Barnette v. Wells Fargo Nevada Nat'l Bank,
270 U.S. 438 (1926)

Annotate this Case
  • Syllabus  | 
  • Case

U.S. Supreme Court

Barnette v. Wells Fargo Nevada Nat'l Bank, 270 U.S. 438 (1926)

Barnette v. Wells Fargo Nevada National Bank

No. 149

Submitted January 15, 1926

Decided March 15, 1926

270 U.S. 438


1. A suit to recover land and funds in charge of a receiver of a court of Alaska created by laws of Congress is removable from a state to a federal court under Judicial Code § 28 and § 33, as amended August 23, 1916. P. 270 U. S. 441.

2. Where a suit was removable on the face of the bill, and the removal is not challenged, removal may be presumed to have been rightly taken although, due to omission by stipulation of the removal papers from the transcript, the ground on which removal was actually sought and allowed does not affirmatively appear. P. 270 U. S. 440.

3. Authority from a court to its receiver to appear, defend, and make counterclaim in a suit against him in another court is equivalent to leave to the plaintiff to bring the suit. P. 270 U. S. 441.

4. Acts induced by duress which operate only on the mind and fall short of physical compulsion are not void, but voidable only. P. 270 U. S. 444.

5. It is prerequisite to equitable relief cancelling a contract that the election to disaffirm be exercised promptly after cessation of the duress, the degree of promptness depending largely upon the effect of delay upon those whose rights are sought to be divested. P. 270 U. S. 444.

6. Unexplained delay of more than three years held fatal to suit to set aside a deed for duress where the defendants were left in ignorance of plaintiff's intention, and were necessarily prejudiced. P. 270 U. S. 445.

298 F.. 689 affirmed.

Appeal from a decree of the circuit court of appeals which reversed a decree of the district court favorable to the appellant in her suit to set aside a deed upon the ground of duress, and for recovery of rents, etc.

Page 270 U. S. 440

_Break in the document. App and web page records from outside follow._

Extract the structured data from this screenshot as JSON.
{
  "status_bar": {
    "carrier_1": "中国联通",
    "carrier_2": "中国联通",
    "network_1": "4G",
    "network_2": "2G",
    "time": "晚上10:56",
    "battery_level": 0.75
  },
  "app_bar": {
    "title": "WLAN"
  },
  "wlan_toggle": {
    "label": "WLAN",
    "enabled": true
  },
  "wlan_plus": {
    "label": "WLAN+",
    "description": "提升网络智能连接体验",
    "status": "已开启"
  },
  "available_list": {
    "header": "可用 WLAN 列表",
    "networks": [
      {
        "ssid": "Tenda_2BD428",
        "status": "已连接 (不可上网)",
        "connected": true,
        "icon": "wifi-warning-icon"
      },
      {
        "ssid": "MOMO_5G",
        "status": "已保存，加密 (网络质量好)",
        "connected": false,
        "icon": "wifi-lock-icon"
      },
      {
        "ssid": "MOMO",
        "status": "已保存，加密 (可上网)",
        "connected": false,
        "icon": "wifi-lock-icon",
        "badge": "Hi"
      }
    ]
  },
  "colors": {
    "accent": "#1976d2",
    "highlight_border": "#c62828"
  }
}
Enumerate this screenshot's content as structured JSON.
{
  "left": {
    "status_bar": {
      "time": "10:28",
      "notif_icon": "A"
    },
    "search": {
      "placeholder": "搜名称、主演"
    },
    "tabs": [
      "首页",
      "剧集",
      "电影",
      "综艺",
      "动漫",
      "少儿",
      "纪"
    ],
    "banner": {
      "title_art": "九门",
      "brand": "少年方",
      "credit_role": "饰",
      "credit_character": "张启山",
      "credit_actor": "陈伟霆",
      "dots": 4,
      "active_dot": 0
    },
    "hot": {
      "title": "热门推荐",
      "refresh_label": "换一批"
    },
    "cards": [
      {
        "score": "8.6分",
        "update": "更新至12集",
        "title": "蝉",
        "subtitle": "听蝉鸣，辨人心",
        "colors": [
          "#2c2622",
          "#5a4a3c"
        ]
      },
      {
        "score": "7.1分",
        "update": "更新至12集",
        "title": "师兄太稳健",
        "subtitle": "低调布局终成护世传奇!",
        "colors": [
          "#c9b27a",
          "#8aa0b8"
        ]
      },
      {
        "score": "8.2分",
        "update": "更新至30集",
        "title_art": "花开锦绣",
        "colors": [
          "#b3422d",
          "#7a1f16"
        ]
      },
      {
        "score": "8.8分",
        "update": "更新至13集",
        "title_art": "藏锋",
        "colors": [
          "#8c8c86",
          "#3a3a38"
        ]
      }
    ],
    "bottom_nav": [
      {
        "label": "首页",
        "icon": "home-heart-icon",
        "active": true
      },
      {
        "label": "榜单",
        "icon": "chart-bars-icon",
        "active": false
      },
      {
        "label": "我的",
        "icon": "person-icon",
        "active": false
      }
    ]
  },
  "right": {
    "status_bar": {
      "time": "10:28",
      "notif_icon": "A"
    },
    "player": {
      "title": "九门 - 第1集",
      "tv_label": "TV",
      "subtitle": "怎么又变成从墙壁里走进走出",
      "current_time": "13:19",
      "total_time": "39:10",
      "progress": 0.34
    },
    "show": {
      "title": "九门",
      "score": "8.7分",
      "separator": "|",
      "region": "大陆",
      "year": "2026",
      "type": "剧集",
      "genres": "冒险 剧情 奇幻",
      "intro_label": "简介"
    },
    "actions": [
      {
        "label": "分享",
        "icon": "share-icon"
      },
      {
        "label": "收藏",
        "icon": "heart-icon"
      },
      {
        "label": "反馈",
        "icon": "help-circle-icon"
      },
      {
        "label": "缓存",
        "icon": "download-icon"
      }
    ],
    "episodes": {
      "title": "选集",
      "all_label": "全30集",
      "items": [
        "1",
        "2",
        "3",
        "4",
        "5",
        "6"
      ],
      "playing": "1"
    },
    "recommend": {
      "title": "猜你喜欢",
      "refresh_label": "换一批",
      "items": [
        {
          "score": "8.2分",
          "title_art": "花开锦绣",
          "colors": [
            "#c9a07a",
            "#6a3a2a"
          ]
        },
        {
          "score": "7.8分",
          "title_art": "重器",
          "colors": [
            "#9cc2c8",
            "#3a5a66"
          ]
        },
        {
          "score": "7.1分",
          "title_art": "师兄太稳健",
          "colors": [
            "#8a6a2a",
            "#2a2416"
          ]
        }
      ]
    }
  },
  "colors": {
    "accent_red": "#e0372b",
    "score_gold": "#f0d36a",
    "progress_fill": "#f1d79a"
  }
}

Disclaimer: Official Supreme Court case law is only found in the print version of the United States Reports. Justia case law is provided for general informational purposes only, and may not reflect current legal developments, verdicts or settlements. We make no warranties or guarantees about the accuracy, completeness, or adequacy of the information contained on this site or information linked to from this site. Please check official sources.